On March 28, a federal district court in Washington, D.C., invalidated the core of a Trump administration rule designed to alter radically the federal government’s long-standing approach to regulating association health plans (AHPs). We’ve written about how the new rule poses significant risks to consumers, health care providers, and insurance markets by making it easier for AHPs to offer coverage that is exempt from key Affordable Care Act (ACA) provisions.

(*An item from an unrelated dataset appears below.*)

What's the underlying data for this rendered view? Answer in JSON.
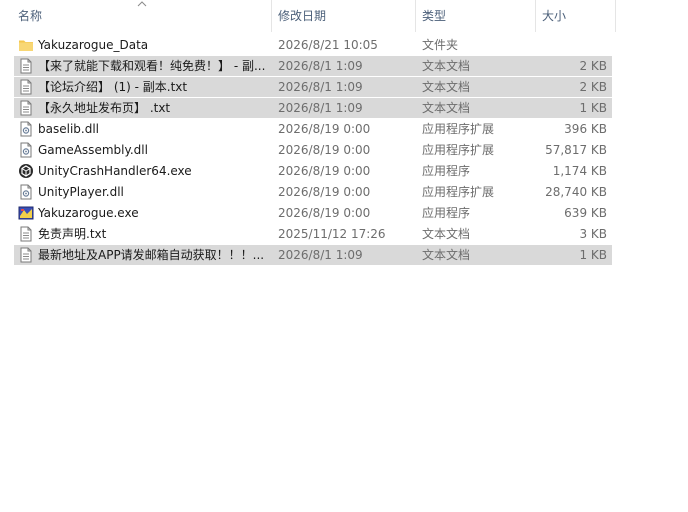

In addition to these policy objections, the regulation was also challenged on legal grounds, as being inconsistent with the federal statute it purports to interpret. (That’s the Employee Retirement Income Security Act (ERISA), the federal law under which employee benefit plans are regulated.) Last week’s court decision removes the legal cover the administration had sought to extend to AHPs to circumvent the ACA.

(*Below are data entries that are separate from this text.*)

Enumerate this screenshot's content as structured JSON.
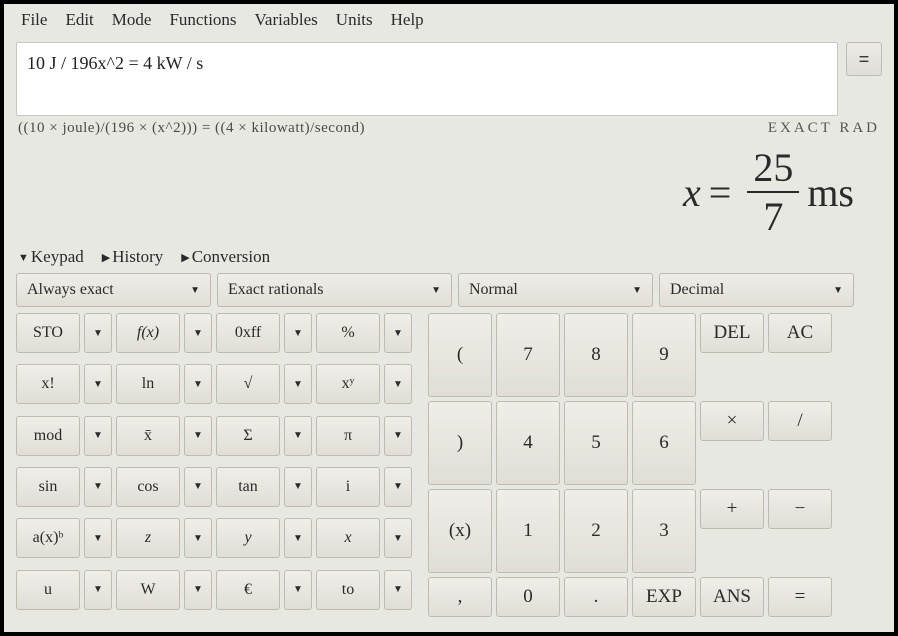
{
  "menubar": [
    "File",
    "Edit",
    "Mode",
    "Functions",
    "Variables",
    "Units",
    "Help"
  ],
  "input_value": "10 J / 196x^2 = 4 kW / s",
  "equals_btn": "=",
  "parsed_text": "((10 × joule)/(196 × (x^2))) = ((4 × kilowatt)/second)",
  "mode_indicator": "EXACT  RAD",
  "result": {
    "lhs_var": "x",
    "eq": "=",
    "num": "25",
    "den": "7",
    "unit": "ms"
  },
  "tabs": [
    {
      "label": "Keypad",
      "expanded": true
    },
    {
      "label": "History",
      "expanded": false
    },
    {
      "label": "Conversion",
      "expanded": false
    }
  ],
  "selectors": {
    "exactness": "Always exact",
    "fractions": "Exact rationals",
    "display": "Normal",
    "base": "Decimal"
  },
  "left_rows": [
    [
      "STO",
      "f(x)",
      "0xff",
      "%"
    ],
    [
      "x!",
      "ln",
      "√",
      "xʸ"
    ],
    [
      "mod",
      "x̄",
      "Σ",
      "π"
    ],
    [
      "sin",
      "cos",
      "tan",
      "i"
    ],
    [
      "a(x)ᵇ",
      "z",
      "y",
      "x"
    ],
    [
      "u",
      "W",
      "€",
      "to"
    ]
  ],
  "right_pad_labels": {
    "lparen": "(",
    "n7": "7",
    "n8": "8",
    "n9": "9",
    "del": "DEL",
    "ac": "AC",
    "rparen": ")",
    "n4": "4",
    "n5": "5",
    "n6": "6",
    "mul": "×",
    "div": "/",
    "xp": "(x)",
    "n1": "1",
    "n2": "2",
    "n3": "3",
    "plus": "+",
    "minus": "−",
    "comma": ",",
    "n0": "0",
    "dot": ".",
    "exp": "EXP",
    "ans": "ANS",
    "eq": "="
  }
}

AHPs and the Administration’s New Rule
In general, AHPs are regulated by “looking through” the association to focus on its members and by requiring that the coverage issued to each member adheres to the same standards that would apply had it been purchased in the wider market. Association coverage purchased by an individual must meet standards applicable to the individual market, while coverage bought by a small employer is subject to small-group market rules.
Until 2018, the only exception to this rule arose in “rare instances” where AHP members were bound together by a “commonality of interest” (other than obtaining health coverage) such that they effectively operated as a single employer. In these unlikely cases, AHPs generally would be treated as large-group coverage for purposes of federal law, rendering them exempt from ACA consumer protections that apply only to individual and small-group health insurance.
In 2017, the president issued an executive order seeking to make it easier for insurance products “to avoid many of the [ACA’s] . . . requirements” and suggesting specific changes to the U.S. Department of Labor’s (DOL) decades-old interpretation of ERISA. The resulting rule adopted these suggestions, reinterpreting “commonality of interest” to create a second, far-easier-to-meet standard for AHPs to qualify as a single large employer. It also redefined “employer” to permit sole proprietors to be classified as a group for purposes of joining an employer-based AHP.
The Court’s Decision
The recent ruling upholds a challenge to these regulatory changes brought by Democratic attorneys general in 12 states. In its decision, the court found the administration’s rule to be “clearly an end-run around the ACA.” But the reason its key provisions don’t pass legal muster has to do with ERISA. The court concluded that DOL’s unprecedented expansions of what counts as a commonality of interest (mere geographic proximity) and what it means to be an employer (individuals who employ no one) “ignor[e] the language and purpose” of ERISA. Because they are unreasonable interpretations of federal law, the court set them aside.
The Fate of the Rule
The court’s ruling is a straightforward invalidation of the administration’s new, easier-to-meet pathway to single large-employer status and less regulatory oversight. But the story isn’t over yet: the administration is considering an appeal of the decision. Alternatively, it could attempt to rewrite the rule to be consistent with federal law. Given the deficiencies the court identified, this seems a tall order, though perhaps not an insurmountable one.
AHPs and Their Enrollees
The new rule was to take effect on a staggered timeline that depended on the type of AHP seeking to take advantage of it. As of the date of the court decision, the rule was in effect for some types of AHPs but not others. Partly for this reason, it’s not clear how many people are actually enrolled in an AHP offering coverage under the new rule. Reports from AHP proponents suggest that while at least a couple dozen entities have been launched, nationwide enrollment is fairly modest.
For those who do have such coverage, the decision shouldn’t take it away or relieve AHPs from paying valid claims.
However, an AHP operating under the new rule probably no longer qualifies for special treatment as a single employer under ERISA. Unless the AHP is in the rare position of meeting DOL’s original, far-more-stringent test for single-employer status, it now lacks any legal basis for marketing large-group coverage to entities that aren’t, in fact, large groups.
Coverage issued by such an AHP to a small business (or sole proprietor) must comply with the ACA’s small-group (or individual) market standards. Presumably, some existing AHPs do not comply; these plans will need to be modified, and it’s possible some may choose to cease operations. Given the potential for confusion during such a transition, federal officials and state regulators should provide guidance clarifying how these AHPs can satisfy their legal obligations with respect to coverage already in force. They also should give enrollees options for maintaining continuous coverage during this plan year.
The district court’s AHP ruling came during a week when it was clear the administration will continue to promote end runs, as well as direct assaults, on the ACA’s consumer protections and coverage expansions. States seeking to safeguard residents against federal rollbacks may, for example, incorporate preexisting condition protections into state law or strengthen standards for other coverage products that sit outside the ACA’s framework. The skepticism with which courts have viewed some administration moves also suggests states should be cautious before implementing these groundbreaking policy changes while they’re still under a legal cloud.
The AHP rule was touted as addressing the very real concerns many Americans have about the cost of coverage. It turns out the policy embodied in the rule is likely harmful, and the rule itself is, evidently, unlawful. But states that want to make health insurance more affordable without undercutting the market for comprehensive coverage have other options.